Edinburgh's Low Emission Zone proposals: all you need to know
EDINBURGH Council is proposing setting up a low emission zone to improve air quality and ease congestion on the Capital's roads.
The city currently has six council designated air pollution zones, where air quality standards are not met.
What is a low emission zone?
A low emission zone (LEZ) is a designated area where certain vehicles that do not meet certain emission standards will face hefty fines.
The Transport Bill, currently being discussed in the Scottish Parliament, will give local authorities the powers to create, enforce, operate or revoke an LEZ in their area and to design the shape, size and vehicle scope of individual LEZs.
Why is a low emission zone being set up?
The Scottish Government is requiring Edinburgh, along with Glasgow, Aberdeen and Dundee, to set up a LEZ by the end of 2020 - when the Transport Bill is set to be written into law.
Low emission zones can help improve air quality and reduce congestion by removing the most polluting vehicles from roads.
Is there a need to improve air quality?
As well as being one of several measures to try and reduce the amount of traffic in Edinburgh, a LEZ could have major health benefits for residents and visitors.
Around 80 per cent of nitrogen oxide concentrations are directly linked to traffic emissions. Air pollution is believed to cause around 200 early deaths each year in Edinburgh.
What is being proposed?
The council is proposing two LEZs - one for the entire city and another for the city centre. The city centre LEZ proposals, which exclude Queen Street, Holyrood Road, Melville Drive and Haymarket, would lead to all vehicles that don’t meet emission standards facing hefty fines for entering the zone. But as the plans stand, cars will have until 2024 and possibly 2025 to meet standards – while buses and commercial vehicles will need to be upgraded by 2021.
A citywide LEZ, which under draft proposals does not include cars at all, will give buses and commercial vehicles until 2023 to comply with before being fined.
In order to qualify for the LEZ, cars will have to meet Euro 4 standards (vehicles sold after January 2006), diesel cars will need to meet Euro standards (vehicles sold after September 2015) - while heavy diesel vehicles will need to meet Euro 6/VI emission standards (generally those registered with the DVLA after 2014).
What if my car doesn't meet the standards?

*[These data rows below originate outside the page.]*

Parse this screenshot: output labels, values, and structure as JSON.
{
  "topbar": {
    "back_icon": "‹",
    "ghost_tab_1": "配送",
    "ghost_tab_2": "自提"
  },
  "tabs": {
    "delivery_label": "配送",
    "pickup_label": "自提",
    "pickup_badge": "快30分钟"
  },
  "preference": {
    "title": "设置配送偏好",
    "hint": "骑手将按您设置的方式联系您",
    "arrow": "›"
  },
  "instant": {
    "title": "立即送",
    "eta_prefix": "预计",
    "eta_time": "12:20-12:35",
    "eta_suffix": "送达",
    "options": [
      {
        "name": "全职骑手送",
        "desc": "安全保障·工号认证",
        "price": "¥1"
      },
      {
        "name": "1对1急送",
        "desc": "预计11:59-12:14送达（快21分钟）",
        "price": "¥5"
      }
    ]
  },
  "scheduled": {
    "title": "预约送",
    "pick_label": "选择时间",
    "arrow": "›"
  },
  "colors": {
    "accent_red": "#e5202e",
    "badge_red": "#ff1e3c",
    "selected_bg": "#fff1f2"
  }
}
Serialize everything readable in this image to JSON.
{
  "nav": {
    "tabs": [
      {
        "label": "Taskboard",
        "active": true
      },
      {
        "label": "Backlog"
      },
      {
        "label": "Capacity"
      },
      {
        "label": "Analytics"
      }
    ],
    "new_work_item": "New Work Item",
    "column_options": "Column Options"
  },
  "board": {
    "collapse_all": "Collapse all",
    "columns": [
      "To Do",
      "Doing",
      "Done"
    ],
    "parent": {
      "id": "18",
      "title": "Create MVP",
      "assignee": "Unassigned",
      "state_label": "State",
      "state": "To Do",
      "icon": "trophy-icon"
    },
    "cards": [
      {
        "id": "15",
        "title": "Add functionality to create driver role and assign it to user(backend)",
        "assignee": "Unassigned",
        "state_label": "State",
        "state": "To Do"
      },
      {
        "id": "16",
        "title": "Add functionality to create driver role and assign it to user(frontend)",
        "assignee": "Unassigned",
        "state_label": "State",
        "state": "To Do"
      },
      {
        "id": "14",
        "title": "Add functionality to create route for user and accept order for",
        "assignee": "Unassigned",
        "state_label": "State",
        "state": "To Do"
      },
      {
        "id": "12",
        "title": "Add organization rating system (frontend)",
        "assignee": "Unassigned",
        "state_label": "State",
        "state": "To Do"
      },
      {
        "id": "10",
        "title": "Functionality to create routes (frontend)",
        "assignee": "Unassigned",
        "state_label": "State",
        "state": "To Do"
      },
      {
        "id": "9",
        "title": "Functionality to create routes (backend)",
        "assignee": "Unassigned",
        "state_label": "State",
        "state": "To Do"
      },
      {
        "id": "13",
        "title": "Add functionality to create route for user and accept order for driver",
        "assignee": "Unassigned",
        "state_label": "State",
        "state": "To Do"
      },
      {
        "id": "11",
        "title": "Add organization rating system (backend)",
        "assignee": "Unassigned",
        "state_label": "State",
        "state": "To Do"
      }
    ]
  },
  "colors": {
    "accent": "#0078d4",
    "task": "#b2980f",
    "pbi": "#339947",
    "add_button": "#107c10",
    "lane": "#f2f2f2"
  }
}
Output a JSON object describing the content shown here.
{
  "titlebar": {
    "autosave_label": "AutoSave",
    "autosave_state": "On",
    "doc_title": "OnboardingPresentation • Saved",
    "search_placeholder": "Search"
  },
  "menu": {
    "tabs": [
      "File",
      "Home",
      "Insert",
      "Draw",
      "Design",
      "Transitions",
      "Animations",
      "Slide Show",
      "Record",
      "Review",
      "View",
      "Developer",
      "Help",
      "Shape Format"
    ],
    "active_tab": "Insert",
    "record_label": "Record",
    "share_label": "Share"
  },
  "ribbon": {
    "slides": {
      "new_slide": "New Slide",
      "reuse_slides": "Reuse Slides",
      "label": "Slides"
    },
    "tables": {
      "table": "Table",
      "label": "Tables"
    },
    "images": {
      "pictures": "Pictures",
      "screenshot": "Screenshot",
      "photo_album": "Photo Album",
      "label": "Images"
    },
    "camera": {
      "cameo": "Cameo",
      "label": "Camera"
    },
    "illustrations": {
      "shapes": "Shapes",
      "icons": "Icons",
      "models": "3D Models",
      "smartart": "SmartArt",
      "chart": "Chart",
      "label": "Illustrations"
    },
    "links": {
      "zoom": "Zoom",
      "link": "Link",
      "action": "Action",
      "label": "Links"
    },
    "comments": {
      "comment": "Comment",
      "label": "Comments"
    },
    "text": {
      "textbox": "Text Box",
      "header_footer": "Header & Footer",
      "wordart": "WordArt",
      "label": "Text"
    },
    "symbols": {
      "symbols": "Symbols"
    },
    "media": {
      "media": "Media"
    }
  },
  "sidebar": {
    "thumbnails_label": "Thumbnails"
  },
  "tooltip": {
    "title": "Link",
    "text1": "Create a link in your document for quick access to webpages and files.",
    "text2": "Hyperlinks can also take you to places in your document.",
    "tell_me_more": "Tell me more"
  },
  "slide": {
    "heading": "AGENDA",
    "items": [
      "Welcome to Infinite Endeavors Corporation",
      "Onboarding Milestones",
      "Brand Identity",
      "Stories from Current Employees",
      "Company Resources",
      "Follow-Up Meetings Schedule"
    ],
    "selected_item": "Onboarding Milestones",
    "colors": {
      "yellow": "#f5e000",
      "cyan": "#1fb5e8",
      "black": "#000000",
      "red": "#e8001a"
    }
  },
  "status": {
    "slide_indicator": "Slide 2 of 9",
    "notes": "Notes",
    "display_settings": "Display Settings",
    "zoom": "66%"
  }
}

Vehicles that fail to meet the emissions standards are set to face hefty financial penalties, enforced by licence plate recognition cameras.
There will be different levels of fines, depending on the class of vehicle and whether drivers are repeat offenders. The penalties are expected to be set at a high level in order to deter non-compliance.
The Edinburgh draft proposals for LEZs is for the zones to be in operation 24 hours a day.
What happens next?
The city council's public consultation on the draft proposals will close on Sunday 21 July. The results will be reported to councillors on the transport and environment committee in October.
The proposed final scheme will then be published in December. Once the Transport Bill and details around enforcement and legality are drawn up by Holyrood next year, the LEZ will come into force by the end of 2020 - although proposed grace periods will mean it won't become operational until 2021.